On race day, many trail runners prefer to keep their breakfast light and quickly digested. If running pace is likely to be lower for longer distances, a bigger breakfast may be tolerated. The pre-race/event meal should focus on carbohydrate. Small amounts of protein can help to prevent hunger. Avoidance excess fat and fibre can help with gut comfort. Individual preference and tolerance will influence pre-race food and fluid intake, however, some ideas for suitable pre-run breakfasts include:

  • Light style cereal or oats/porridge with fruit
  • Toast with vegemite + piece of fruit
  • Toasted sandwich
  • Pasta or rice dish
  • Rice cakes with peanut butter + banana

If solids don’t sit well before a race, or runners are very nervous, a liquid source of protein and carbohydrate such as a fruit smoothie can be a good option.

Eating and drinking during a race

Fuel requirements and preferences will differ between individuals and events. For short or low intensity runs under 90 minutes, there is no need to consume carbohydrate while you are running if you have fuelled appropriately beforehand, although small amounts can still be beneficial for preventing fatigue. For runs longer than 2 hours it is important to consider your fuelling strategies before and during the run. The faster the running pace, the more important it is to eat and drink quick and easy carbohydrate options to fuel your muscles. For slower paces and during longer events there is more opportunity to eat solid foods – especially at checkpoints/aid stations.

Flavour fatigue is really common in trail running events particularly those that are over long distances so it is important to consider having a range of food options and assortment of different flavours/textures for variety.

Hydration is important. Electrolyte replacement should be considered when running in hot and humid conditions or over a prolonged period of time.

It’s relatively common for distance runners to experience some gut issues, often to the extent where performance is affected. The key is to work out what works best for each individual. Although it is challenging to replicate race-day circumstances (as they change from race-to-race), using training runs is a good time to practise event day nutrition to determine what sits well and fuels the body well.

Post-run recovery

There are three golden rules in recovery nutrition:

  • Refuel muscle glycogen (carbohydrate stores)
  • Repair muscle (for function & development)
  • Rehydrate (replace fluids lost through sweat)

Recovery meals and snacks should contain carbohydrate (fuel), some protein (for muscle repair and development) and plenty of fluids and electrolytes to replace sweat losses.

A recovery meal or snack should be consumed soon after exercise, remembering that recovery nutrition extends well beyond the initial hours after the run. Fluids (mainly water) should also be consumed, based on estimated losses.

Some recovery food suggestions include:

  • Cheese, ham, avocado and salad sandwich
  • Dairy-based fruit smoothie
  • Yoghurt + muesli with nuts and seeds
  • Tuna and quinoa salad
  • Burritos with chicken, cheese, avocado and salad

It can be hard to eat straight after a run. In these situations, it is fine to hold off on a bigger meal until a little later, but important to eat small snacks after the event to kickstart the recovery processes.

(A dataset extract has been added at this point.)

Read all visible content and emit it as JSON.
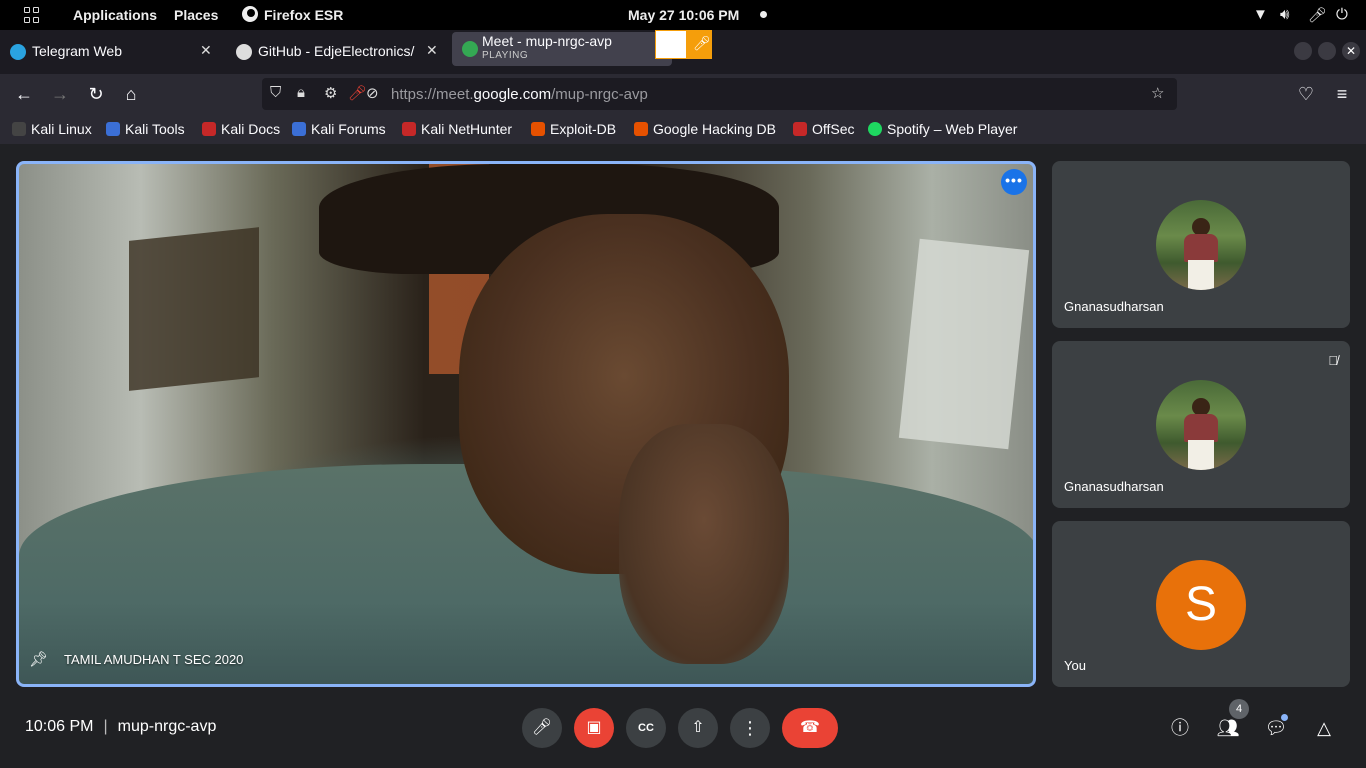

Other Nutrition Tips

  • Plan ahead Develop a schedule for food and fluid intake during racing. This schedule also needs to be flexible as your race strategy may change and each race is different. An Accredited Sports Dietitian can help you with optimal performance on race day.


*Content in this fact sheet should be considered general advice only and may not suit your circumstances. Before modifying your diet, consult an Accredited Sports Dietitian. All content is regularly peer reviewed before publishing.